Question: What is spam?

Answer: Spam, as well as being a trademark of the Hormel Foods Corporation for deviled luncheon meat spread, is a term that describes mass, unsolicited advertising or soliciting through e-mail, Usenet postings or other online means. The term is believed to have derived from the Monty Python comedy sketch regarding a restaurant in which every item on the menu includes Spam. In the sketch, a waitress recites the menu to a customer, "Spam" is repeated over and over. Similarly, a spam posting to a number of Usenet newsgroups may appear repeatedly to persons who subscribe to multiple newsgroups.

Although online advertising has become generally accepted on the Internet, spam is considered a serious violation of Internet etiquette ("Netiquette"). Some of the best known examples of spamming have been conducted by Canter and Seigel of Arizona. In 1994, Canter and Seigel allegedly spammed almost 6,000 newsgroups with an advertisement to assist persons to enter a immigration green card lottery. So many complaints were sent in response to the 1994 spamming that Canter and Seigel's Internet service provider's server crashed several times, and the provider terminated Canter and Seigel's service.

In some cases spam recipients have organized send of large quantities of reply e-mail messages to the spamming party. In other cases, individual recipients have created the same effect with programs that send repeated e-mails to the spamming party.

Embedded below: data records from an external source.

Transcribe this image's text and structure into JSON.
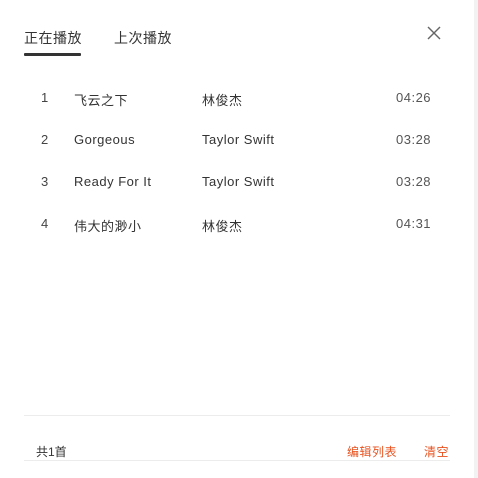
{
  "tabs": [
    {
      "label": "正在播放",
      "active": true
    },
    {
      "label": "上次播放",
      "active": false
    }
  ],
  "close_icon": "close-icon",
  "tracks": [
    {
      "index": "1",
      "title": "飞云之下",
      "artist": "林俊杰",
      "duration": "04:26"
    },
    {
      "index": "2",
      "title": "Gorgeous",
      "artist": "Taylor Swift",
      "duration": "03:28"
    },
    {
      "index": "3",
      "title": "Ready For It",
      "artist": "Taylor Swift",
      "duration": "03:28"
    },
    {
      "index": "4",
      "title": "伟大的渺小",
      "artist": "林俊杰",
      "duration": "04:31"
    }
  ],
  "footer": {
    "count": "共1首",
    "edit_label": "编辑列表",
    "clear_label": "清空"
  },
  "colors": {
    "accent": "#e8521f",
    "text": "#333333"
  }
}
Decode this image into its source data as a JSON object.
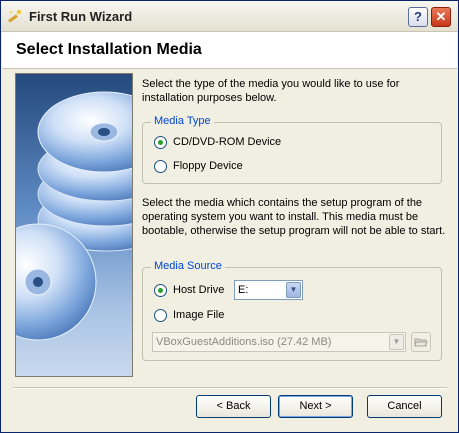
{
  "window": {
    "title": "First Run Wizard",
    "help_label": "?",
    "close_label": "✕"
  },
  "header": {
    "title": "Select Installation Media"
  },
  "intro_text": "Select the type of the media you would like to use for installation purposes below.",
  "media_type": {
    "legend": "Media Type",
    "options": [
      {
        "label": "CD/DVD-ROM Device",
        "checked": true
      },
      {
        "label": "Floppy Device",
        "checked": false
      }
    ]
  },
  "source_text": "Select the media which contains the setup program of the operating system you want to install. This media must be bootable, otherwise the setup program will not be able to start.",
  "media_source": {
    "legend": "Media Source",
    "host_drive_label": "Host Drive",
    "host_drive_value": "E:",
    "image_file_label": "Image File",
    "image_file_value": "VBoxGuestAdditions.iso (27.42 MB)"
  },
  "buttons": {
    "back": "< Back",
    "next": "Next >",
    "cancel": "Cancel"
  },
  "icons": {
    "title": "wizard-wand-icon",
    "folder": "folder-open-icon",
    "dropdown": "chevron-down-icon"
  }
}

Notwithstanding the online community's unwelcome response to spam, the quantity of spamming has increased dramatically. America Online, for example, stated that it receives in excess of 700,000 messages per day to America Online subscribers from companies who specialize in spamming. In response, America Online and some other online services have implemented filters to reject messages from certain Internet addresses or messages which meet other criteria of spam. Cyber Productions Inc., however, recently obtained a temporary restraining order preventing America Online from blocking its mass messaging to America Online users pending a trial scheduled for November, 1996. If the trial proceeds, Cyber Productions Inc. v. America Online Inc. (E.D. Penn.) may be one of the first trial court cases to address the limits of sending and blocking spam messages.

Jim Black can be reached at

© James R. Black 1997
applet by New Media Marketing Lab at Sun Microsystems, Inc.